In the course of a paper which Miss Kirkland read on the obligations of citizenship, she said that women, being without the Parliamentary vote, were treated as if they had no interest in the institutions of the country. Take, for instance, the question of Disestablishment. She was not there to argue the matter, though, speaking personally as a warm adherent of her beloved Church, she would like to have something to say in defence of that which she regarded as a bulwark of the State, more especially since it had been given as a fact that the patronage of the Church of Scotland was actually in the hands of women, the majority of females being far in advance of the males.
A resolution in favour of claiming the Parliamentary suffrage for women was adopted.
The second district meeting was held on May 2nd, in the Chalmers Institute, Penton Street Hall. Councillor Walcot occupied the chair. Miss Wigham, Miss Simpson, and Miss Burton were among the speakers, and a similar resolution was passed. On the motion of Dr. Agnes McLaren, a cordial vote of thanks was awarded to Councillor Walcot.
The third meeting was on May 9th, in Duncan Street, Newington, Baillie Colston in the chair. The same re
solutions were adopted, and another expressing sympathy with Lady Frederick Cavendish for the very trying circumstances in which she is placed, and with Mr. Gladstone and his Government on account of their painful position. The next meeting was appointed to be in Buccleuch Hall.
The Daily Review says of these meetings:
'The District meetings being held in Edinbugh in connection with the women franchise question have a special interest for town councillors and aspirants to civic dignities.

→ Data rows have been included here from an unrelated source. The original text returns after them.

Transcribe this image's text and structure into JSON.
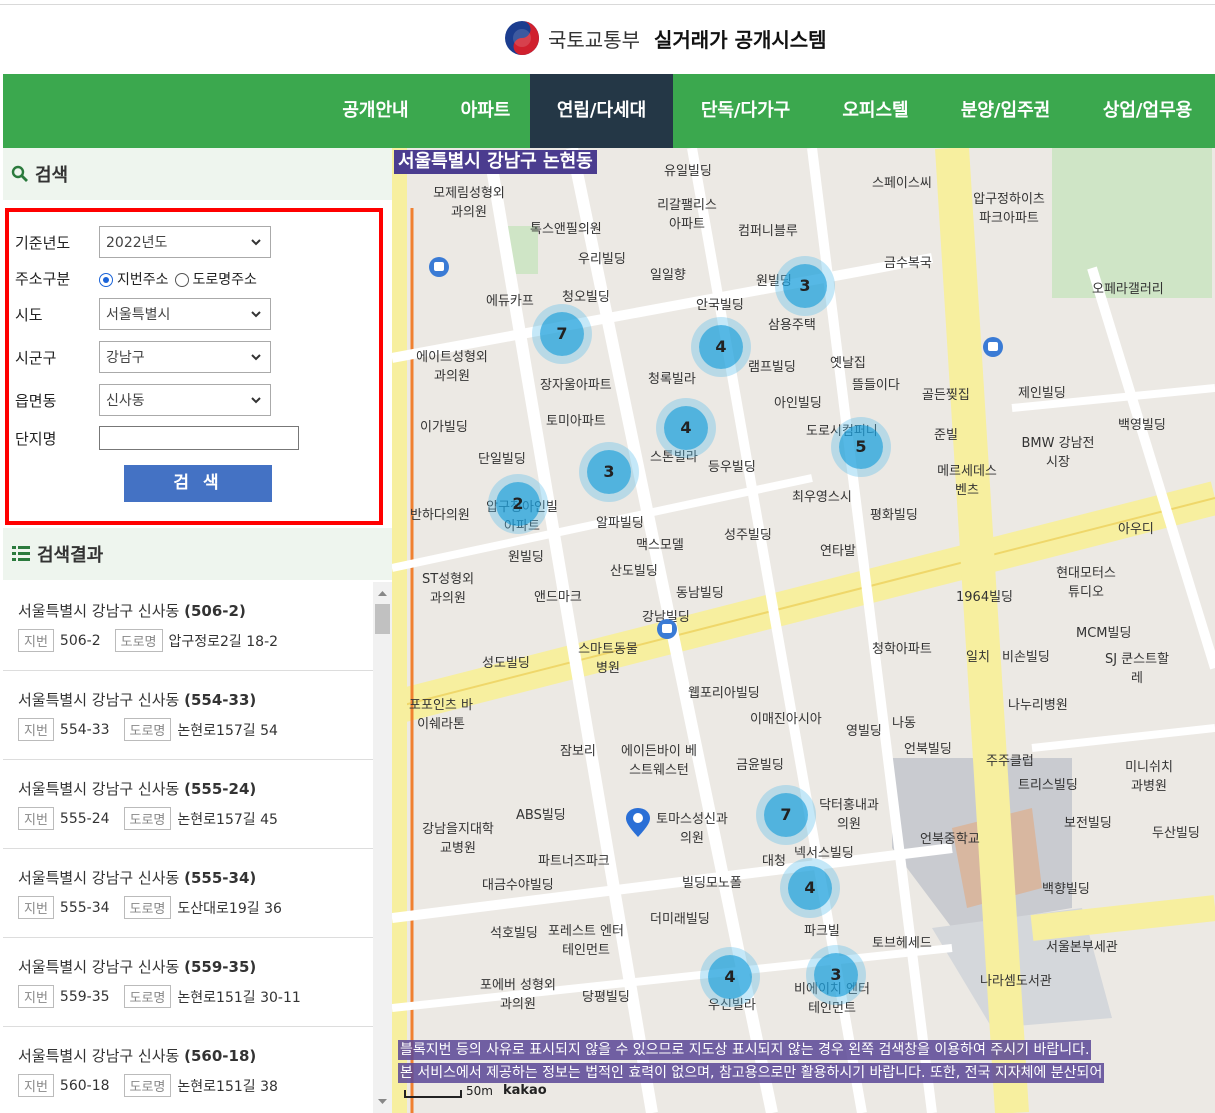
{
  "header": {
    "org": "국토교통부",
    "system": "실거래가 공개시스템"
  },
  "nav": {
    "items": [
      "공개안내",
      "아파트",
      "연립/다세대",
      "단독/다가구",
      "오피스텔",
      "분양/입주권",
      "상업/업무용"
    ],
    "active": "연립/다세대"
  },
  "search": {
    "heading": "검색",
    "year_label": "기준년도",
    "year_value": "2022년도",
    "addr_type_label": "주소구분",
    "addr_type_options": [
      "지번주소",
      "도로명주소"
    ],
    "addr_type_selected": "지번주소",
    "sido_label": "시도",
    "sido_value": "서울특별시",
    "sigungu_label": "시군구",
    "sigungu_value": "강남구",
    "dong_label": "읍면동",
    "dong_value": "신사동",
    "complex_label": "단지명",
    "complex_value": "",
    "button": "검 색"
  },
  "results": {
    "heading": "검색결과",
    "jibun_tag": "지번",
    "road_tag": "도로명",
    "items": [
      {
        "prefix": "서울특별시 강남구 신사동",
        "code": "(506-2)",
        "jibun": "506-2",
        "road": "압구정로2길 18-2"
      },
      {
        "prefix": "서울특별시 강남구 신사동",
        "code": "(554-33)",
        "jibun": "554-33",
        "road": "논현로157길 54"
      },
      {
        "prefix": "서울특별시 강남구 신사동",
        "code": "(555-24)",
        "jibun": "555-24",
        "road": "논현로157길 45"
      },
      {
        "prefix": "서울특별시 강남구 신사동",
        "code": "(555-34)",
        "jibun": "555-34",
        "road": "도산대로19길 36"
      },
      {
        "prefix": "서울특별시 강남구 신사동",
        "code": "(559-35)",
        "jibun": "559-35",
        "road": "논현로151길 30-11"
      },
      {
        "prefix": "서울특별시 강남구 신사동",
        "code": "(560-18)",
        "jibun": "560-18",
        "road": "논현로151길 38"
      }
    ]
  },
  "map": {
    "location": "서울특별시 강남구 논현동",
    "clusters": [
      "3",
      "7",
      "4",
      "4",
      "5",
      "3",
      "2",
      "7",
      "4",
      "4",
      "3"
    ],
    "labels": [
      "유일빌딩",
      "모제림성형외과의원",
      "톡스앤필의원",
      "리갈팰리스아파트",
      "컴퍼니블루",
      "스페이스씨",
      "압구정하이츠파크아파트",
      "우리빌딩",
      "일일향",
      "금수복국",
      "원빌딩",
      "에듀카프",
      "청오빌딩",
      "안국빌딩",
      "삼용주택",
      "오페라갤러리",
      "에이트성형외과의원",
      "장자울아파트",
      "청록빌라",
      "램프빌딩",
      "옛날집",
      "뜰들이다",
      "골든찢집",
      "제인빌딩",
      "토미아파트",
      "아인빌딩",
      "이가빌딩",
      "도로시컴퍼니",
      "준빌",
      "백영빌딩",
      "단일빌딩",
      "스톤빌라",
      "등우빌딩",
      "BMW 강남전시장",
      "메르세데스 벤츠",
      "반하다의원",
      "압구정아인빌아파트",
      "알파빌딩",
      "최우영스시",
      "평화빌딩",
      "아우디",
      "원빌딩",
      "맥스모델",
      "성주빌딩",
      "연타발",
      "ST성형외과의원",
      "앤드마크",
      "산도빌딩",
      "동남빌딩",
      "현대모터스튜디오",
      "1964빌딩",
      "강남빌딩",
      "MCM빌딩",
      "청학아파트",
      "일치",
      "비손빌딩",
      "SJ 쿤스트할레",
      "성도빌딩",
      "스마트동물병원",
      "포포인츠 바이쉐라톤",
      "웹포리아빌딩",
      "이매진아시아",
      "영빌딩",
      "나동",
      "나누리병원",
      "언북빌딩",
      "잠보리",
      "에이든바이 베스트웨스턴",
      "금윤빌딩",
      "주주클럽",
      "트리스빌딩",
      "미니쉬치과병원",
      "ABS빌딩",
      "토마스성신과의원",
      "닥터홍내과의원",
      "강남을지대학교병원",
      "대청",
      "넥서스빌딩",
      "언북중학교",
      "보전빌딩",
      "두산빌딩",
      "파트너즈파크",
      "대금수야빌딩",
      "빌딩모노폴",
      "백향빌딩",
      "석호빌딩",
      "포레스트 엔터테인먼트",
      "더미래빌딩",
      "파크빌",
      "토브헤세드",
      "서울본부세관",
      "포에버 성형외과의원",
      "당평빌딩",
      "우신빌라",
      "비에이치 엔터테인먼트",
      "나라셈도서관"
    ],
    "notice1": "블록지번 등의 사유로 표시되지 않을 수 있으므로 지도상 표시되지 않는 경우 왼쪽 검색창을 이용하여 주시기 바랍니다.",
    "notice2": "본 서비스에서 제공하는 정보는 법적인 효력이 없으며, 참고용으로만 활용하시기 바랍니다. 또한, 전국 지자체에 분산되어",
    "scale": "50m",
    "brand": "kakao"
  }
}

The November election will be notable as marking the beginning of the exercise of power of a largely increased electorate. The right of women to vote in the municipal election means that the constituency is enlarged 30 per cent., and as experience has shown that it is only on rare occasions that anything approaching the full poll of the ratepayers is made, it will be seen that in some of the wards, at least, the ladies will be able, if not to completely control, at least to powerfully influence the elections. In School Board contests the lady voters have distinguished themselves for a patriotic discharge of their responsibilities, and it is not likely that their interest in municipal administration will be less keen, or that their duty will be less faithfully discharged. The ladies will, if they choose, be able to very materially change the composition of the Town Council, and the interesting question which presents itself now is the direction in which they will exert their inHuence, and by what means they will seek to make their power felt. One fact assured is that the women's vote will be on the side of economical administration, so far as that is in harmony with the carrying out of much-needed improvements and of sanitary reform.
may also expect that they will give an urgently-required stimulus to the party in the Council who strive in every legitimate way to promote good government by diminishing temptation to evil and increasing facilities for healthy amusements and recreations. But how are the women to do their preliminary work in the wards ? Are the ladies to associate themselves with the ward committees, or are they to keep separate and follow independent courses ? That is a double question which is giving others besides interested wire-pullers serious concern at the present time, and an answer will require to be given to it before long. In the meantime we believe the new addition to the constituency is widely regarded with the most cordial satisfaction, and the district meetings arranged ought, as they are expected, to revive a lively and intelligent interest in questions affecting our municipal government.
THE TEACHERS' CONFERENCE AT SHEFFIELD. There was a large attendance of teachers and educationalists at the late conference, which was the most important of the sittings, the subjects of discussion being the new code and over-pressure.
Mr. Sykes (president of the conference) occupied the chair. Mrs.